This is a reference to birds with brightly colored feathers that are native to New Guinea and the surrounding islands.
These birds and others with vibrant feathers were once favored as gifts in India, where the legs were sometimes removed to prevent the birds from attempting to escape.
An Alternative Association:
Though it is not an interpretation shared often, the Cambridge Guide to Stars and Planets, as published in 1999, also referred to this constellation as ‘The Bee’.
It is thought the confusion comes from the Latin similarity between Apus, Apis, and Avis, and a possible misspelling at one time or the other which may have contributed to the confusion.
How Was Apus Discovered?
Due to its extreme position in the Southern Hemisphere, the constellation of Apus cannot be seen by astronomers in Europe.
It was not listed in astronomy texts or maps until Johann Bayer’s Uranometria, written in 1603.
Bayer himself credits the discovery and information recorded about Apus to the efforts of multiple explorers, among them Amerigo Vespucci.
Who Is Credited to Have First Named And Outlined the Constellation of Apus?
There are sources that have attributed the written description of the Apus constellation to Peiter Dircksz Keyser, a navigator who was part of the first Dutch expedition to the East Indies.
He was said to have added 12 constellations to the maps of the Southern Night Skies, Apus among them.
Are There Any Myths Surrounding the Constellation of Apus?
Due to its relatively late addition to the Astronomical Charts, there are no long standing myths or legends involving the Apus constellation.
The closest legend is one referring to the Birds of Paradise, who were called ‘footless’ due to the legend that they had no feet and were forever in flight.
Why Was It Called Apus?
There is no record of why the name Apus was given to this particular constellation.
Though the streamlined shape does look somewhat like a bird in flight if one considers looking at it sideways with the wings edge on as well, it is somewhat abstract in nature.

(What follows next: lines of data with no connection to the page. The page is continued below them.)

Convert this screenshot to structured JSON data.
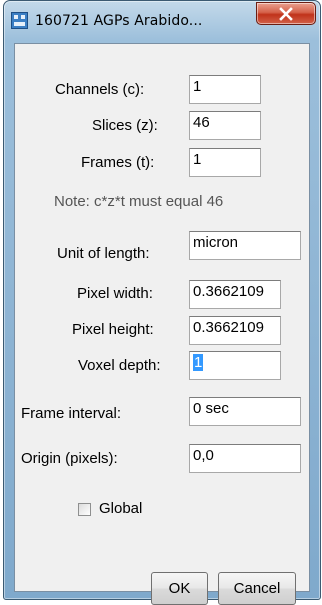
{
  "window": {
    "title": "160721 AGPs Arabido...",
    "close_symbol": "✕"
  },
  "icons": {
    "app": "imagej-app-icon",
    "close": "close-icon"
  },
  "colors": {
    "close_button": "#c0321a",
    "selection": "#3399ff",
    "titlebar": "#9cbfdb"
  },
  "fields": {
    "channels": {
      "label": "Channels (c):",
      "value": "1"
    },
    "slices": {
      "label": "Slices (z):",
      "value": "46"
    },
    "frames": {
      "label": "Frames (t):",
      "value": "1"
    },
    "note": "Note: c*z*t must equal 46",
    "unit": {
      "label": "Unit of length:",
      "value": "micron"
    },
    "pixel_width": {
      "label": "Pixel width:",
      "value": "0.3662109"
    },
    "pixel_height": {
      "label": "Pixel height:",
      "value": "0.3662109"
    },
    "voxel_depth": {
      "label": "Voxel depth:",
      "value": "1"
    },
    "frame_interval": {
      "label": "Frame interval:",
      "value": "0 sec"
    },
    "origin": {
      "label": "Origin (pixels):",
      "value": "0,0"
    }
  },
  "global_checkbox": {
    "label": "Global",
    "checked": false
  },
  "buttons": {
    "ok": "OK",
    "cancel": "Cancel"
  }
}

On the other hand, it is no more abstract than many other constellations, in terms of shape and design.
What Is the Constellation Apus Used For?
The constellation of Apus is too faint to be much use in terms of navigation. It is also too new to have much history attached.

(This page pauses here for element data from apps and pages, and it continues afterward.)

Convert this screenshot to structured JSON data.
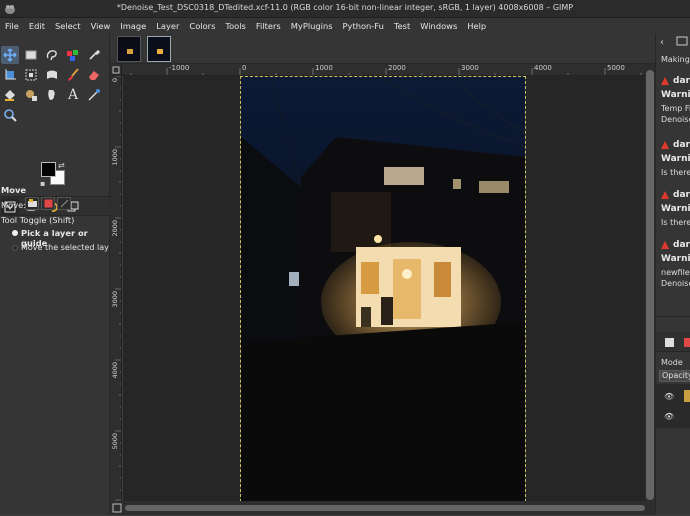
{
  "window": {
    "title": "*Denoise_Test_DSC0318_DTedited.xcf-11.0 (RGB color 16-bit non-linear integer, sRGB, 1 layer) 4008x6008 – GIMP"
  },
  "menubar": [
    "File",
    "Edit",
    "Select",
    "View",
    "Image",
    "Layer",
    "Colors",
    "Tools",
    "Filters",
    "MyPlugins",
    "Python-Fu",
    "Test",
    "Windows",
    "Help"
  ],
  "colors": {
    "accent_selected": "#4d5e73",
    "warning": "#e03a2f",
    "canvas_bg": "#262626",
    "selection_border": "#c8c060"
  },
  "toolbox": {
    "tools": [
      {
        "name": "move-tool-icon",
        "selected": true
      },
      {
        "name": "rect-select-icon"
      },
      {
        "name": "free-select-icon"
      },
      {
        "name": "fuzzy-select-icon"
      },
      {
        "name": "color-picker-icon"
      },
      {
        "name": "crop-icon"
      },
      {
        "name": "unified-transform-icon"
      },
      {
        "name": "warp-transform-icon"
      },
      {
        "name": "paintbrush-icon"
      },
      {
        "name": "eraser-icon"
      },
      {
        "name": "bucket-fill-icon"
      },
      {
        "name": "clone-icon"
      },
      {
        "name": "smudge-icon"
      },
      {
        "name": "text-icon"
      },
      {
        "name": "path-icon"
      },
      {
        "name": "zoom-icon"
      }
    ],
    "text_tool_glyph": "A"
  },
  "tool_options": {
    "title": "Move",
    "move_label": "Move:",
    "toggle_label": "Tool Toggle  (Shift)",
    "radio_pick": "Pick a layer or guide",
    "radio_move": "Move the selected layers"
  },
  "rulers": {
    "top": [
      "-1000",
      "0",
      "1000",
      "2000",
      "3000",
      "4000",
      "5000"
    ],
    "left": [
      "0",
      "1000",
      "2000",
      "3000",
      "4000",
      "5000",
      "6000"
    ]
  },
  "right_panel": {
    "top_text": "Making t",
    "messages": [
      {
        "source": "darl",
        "title": "Warnin",
        "lines": [
          "Temp Fil",
          "Denoise_"
        ]
      },
      {
        "source": "darl",
        "title": "Warnin",
        "lines": [
          "Is there"
        ]
      },
      {
        "source": "darl",
        "title": "Warnin",
        "lines": [
          "Is there"
        ]
      },
      {
        "source": "darl",
        "title": "Warnin",
        "lines": [
          "newfileR",
          "Denoise_"
        ]
      }
    ],
    "layers": {
      "mode_label": "Mode",
      "opacity_label": "Opacity"
    }
  }
}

It might serve as a method for making the connection between the Southern Triangle and Octans, but it has very little significance otherwise. It is barely visible to the naked eye.

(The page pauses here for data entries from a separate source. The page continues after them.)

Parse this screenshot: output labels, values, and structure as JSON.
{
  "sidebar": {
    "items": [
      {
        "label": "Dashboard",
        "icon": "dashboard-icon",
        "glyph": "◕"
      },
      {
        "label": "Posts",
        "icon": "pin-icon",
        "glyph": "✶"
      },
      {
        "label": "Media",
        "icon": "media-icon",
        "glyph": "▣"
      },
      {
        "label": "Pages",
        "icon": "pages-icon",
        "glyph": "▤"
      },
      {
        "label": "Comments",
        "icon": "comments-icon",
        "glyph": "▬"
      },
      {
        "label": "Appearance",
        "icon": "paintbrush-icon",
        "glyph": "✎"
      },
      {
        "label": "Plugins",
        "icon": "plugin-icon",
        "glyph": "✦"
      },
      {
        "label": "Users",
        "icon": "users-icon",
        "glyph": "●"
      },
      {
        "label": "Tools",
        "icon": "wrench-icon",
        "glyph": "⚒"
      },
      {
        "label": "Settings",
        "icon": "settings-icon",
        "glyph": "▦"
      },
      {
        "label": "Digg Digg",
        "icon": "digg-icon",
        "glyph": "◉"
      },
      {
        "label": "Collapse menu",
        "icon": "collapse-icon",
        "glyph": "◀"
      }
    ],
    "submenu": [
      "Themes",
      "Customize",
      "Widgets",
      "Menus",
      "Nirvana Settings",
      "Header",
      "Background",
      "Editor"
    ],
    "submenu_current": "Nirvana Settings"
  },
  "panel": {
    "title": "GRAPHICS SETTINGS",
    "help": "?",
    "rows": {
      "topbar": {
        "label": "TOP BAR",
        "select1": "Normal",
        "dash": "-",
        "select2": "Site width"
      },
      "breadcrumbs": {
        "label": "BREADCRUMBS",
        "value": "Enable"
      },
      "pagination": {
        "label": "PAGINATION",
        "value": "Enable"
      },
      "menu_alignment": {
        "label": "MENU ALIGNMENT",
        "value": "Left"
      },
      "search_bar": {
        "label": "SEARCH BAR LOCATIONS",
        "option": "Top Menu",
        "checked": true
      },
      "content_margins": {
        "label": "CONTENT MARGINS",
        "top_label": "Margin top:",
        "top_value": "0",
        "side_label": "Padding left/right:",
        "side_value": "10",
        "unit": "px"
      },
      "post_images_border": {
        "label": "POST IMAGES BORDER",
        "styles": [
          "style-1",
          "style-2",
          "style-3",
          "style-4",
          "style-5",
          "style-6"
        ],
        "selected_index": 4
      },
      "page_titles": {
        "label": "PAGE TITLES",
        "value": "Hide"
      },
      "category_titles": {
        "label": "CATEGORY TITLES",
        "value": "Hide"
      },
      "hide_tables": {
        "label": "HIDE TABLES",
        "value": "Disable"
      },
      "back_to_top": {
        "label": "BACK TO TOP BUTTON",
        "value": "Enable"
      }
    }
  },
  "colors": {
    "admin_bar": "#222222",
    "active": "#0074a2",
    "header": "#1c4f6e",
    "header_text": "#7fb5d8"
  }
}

Primarily, it was included as part of the way to divide the sky into segments and fill in gaps in the night sky, and became part of the official 88 constellations that make up the Night Sky today.
What Objects are Found In Apus?
There are very few items of interest to be found in Apus.
Aside from the stars themselves, which are all faint, there are only 2 globular clusters encompassed in this constellation.
NGC 6101 – a small globular cluster located 6 degrees north of Apus Beta. It is of the 10th magnitude, and calculated to be about 25,000 light years away.
IC 4499 – a small globular cluster about 4 degrees south of Apus Alpha. It is of the 11th magnitude, and calculated to be about 59,000 light years away.
There are no Galaxies or Nebulae near Apus that are easily visible, even with a small telescope.
What Stars Are Found As Part of Apus?
Apus Alpha – Spectral Type K5 III, magnitude of 3.8, and calculated distance of 220 light years.
Apus Beta – Spectral Type K0 III, magnitude of 4.2, and calculated distance of 135 light years.
Apus Gamma – Spectral Type K0 IV, magnitude of 3.9 and a calculated distance of 46 light years.
Apus Delta – A double star with the following positions and stars:
- Spectral Type M4 III, magnitude of 5.3 and a calculated distance of 360 light years away
- Spectral Type K5 III, magnitude of 4.7 and a calculated distance of 425 light years away
All of these stars, though incredibly faint, are visible with a small telescope, which can be purchased in many locations for relatively little cost.
Apus is not a particularly large, significant or well-known constellation, but that does not make it any less a part of the overall map of the sky.
And however new or however it came to be, it is still part of the history of the Southern Night Sky.